One of the first municipalities to participate in the Mayors’ Monarch Pledge in México was Saltillo, Coahuila, located in northern México. In 2017, the city made a mural that was a tribute to Rocío Treviño, known as the “the granny of the monarchs in México.” Rocío Treviño coordinated the Correo Real program for 28 years and is recognized as the woman who managed to trace, with the help of hundreds of citizens, the migratory route of the monarch butterfly in México.
Since the first mural was painted in 2015, dozens of other schools and municipalities have fused the mission of monarch conservation with that of art and youth engagement. The Urban Art and Culture Apodaca Youth Directorate, located in Apodaca, in the State of Nuevo León, México, and the Héroes de la Independencia elementary school have organized multiple successful youth programs that raise awareness of the monarch butterfly and its epic migration journey. Dozens of young students were directly involved in designing and painting murals at the elementary school, community centers, and public squares.
Abel Zacarías Rodríguez Chapa, the coordinator of the Urban Art and Culture Youth Directorate, said that his Youth Directorate of Apodaca office works with murals because,
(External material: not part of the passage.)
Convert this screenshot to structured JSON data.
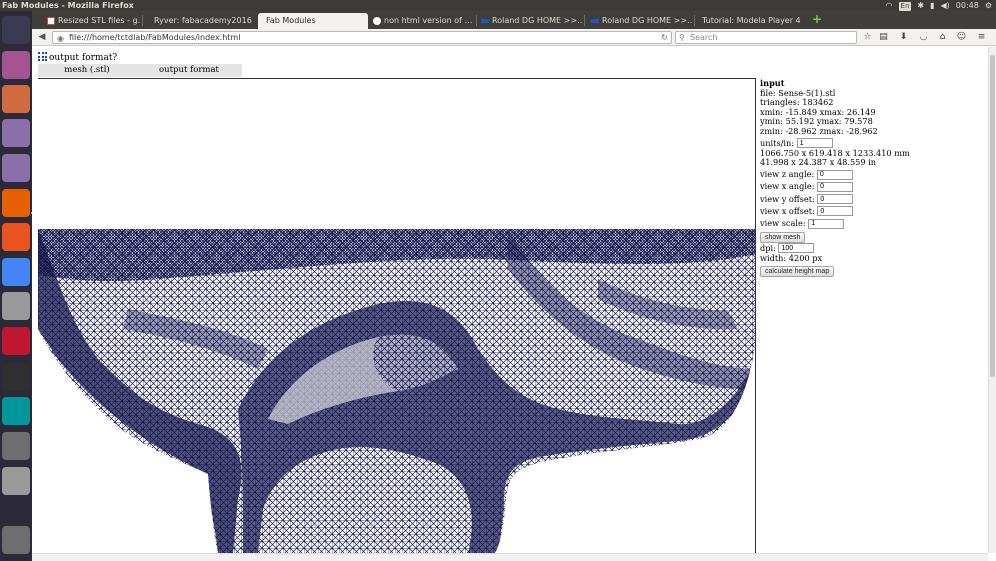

“We are committed to the development of young talent through the Express-Art program. This program provides material, space, and training for the promotion of culture and urban art, promoting values and awareness on relevant topics in society. Murals are a tool for beautifying and rehabilitating spaces for the good of the community, reflecting positive messages, such as inclusivity, allowing the greatest number of people to appreciate quality works of art.”
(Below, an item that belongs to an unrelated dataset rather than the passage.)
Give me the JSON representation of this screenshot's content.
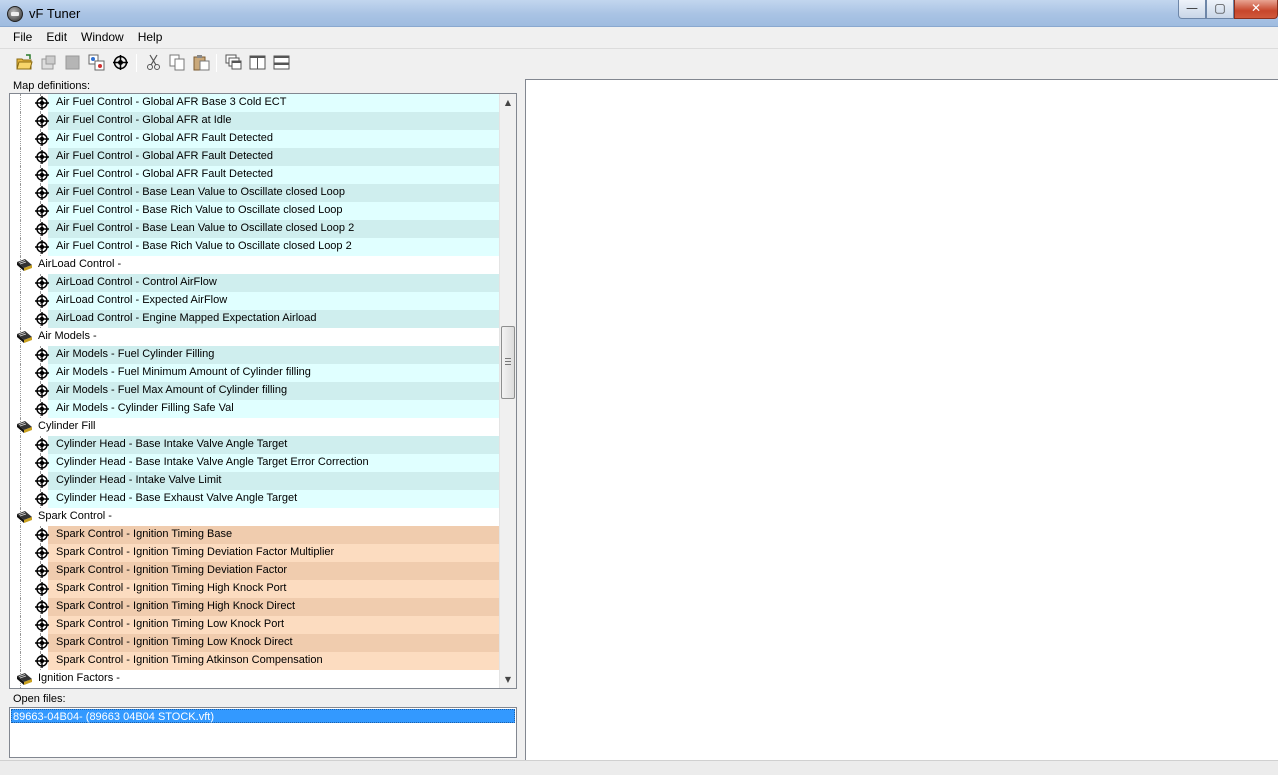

The organization, with students and volunteers, painted murals in the Los Robles neighborhood public square, in San Benito, and at housing developments in Apodaca, Nuevo León. México.
Profauna AC also partnered with the Manuel Rodríguez Vizcarra Kindergarten Elementary to bring together students, parents, teachers, and faculty, to create a mural named, “Soy Monarca” on school grounds. The mural project translated to mean, “I am Monarch”, engaged students through art and creativity, allowing them to learn about wildlife in a fun and collaborative environment.
The principal of the Héroes de la Independencia Elementary School, Leslie Azucena Gutiérrez, said:
“Our students and professors are committed to work for the environment and the preservation of the monarch butterfly. Teachers, parents, and students work together to plan projects, and one of the many projects includes murals that give life and color to our schools. We have found an excellent way to spread the love for the environment.”
Murals achieve many things. Apart from making biodiversity visible, the process of working with kids, parents, students, and community leaders creates bonds of friendship and gives people the opportunity to discover their artistic skills. Murals provide a vehicle to express ourselves and become champions for environmental education and conservation.
To sustain community-level efforts to protect the monarch butterfly, we must continue educational outreach efforts that allow for children to learn about wildlife and conservation, in creative and collaborative spaces. With programs like these, we can be sure to be celebrating the monarch butterfly for generations to come. Encourage your mayor to sign the Mayors’ Monarch Pledge and connect with a community of cities across North America that are building and inspiring the next generation of monarch champions!
Take the pledge to be a steward for monarchs and all pollinators!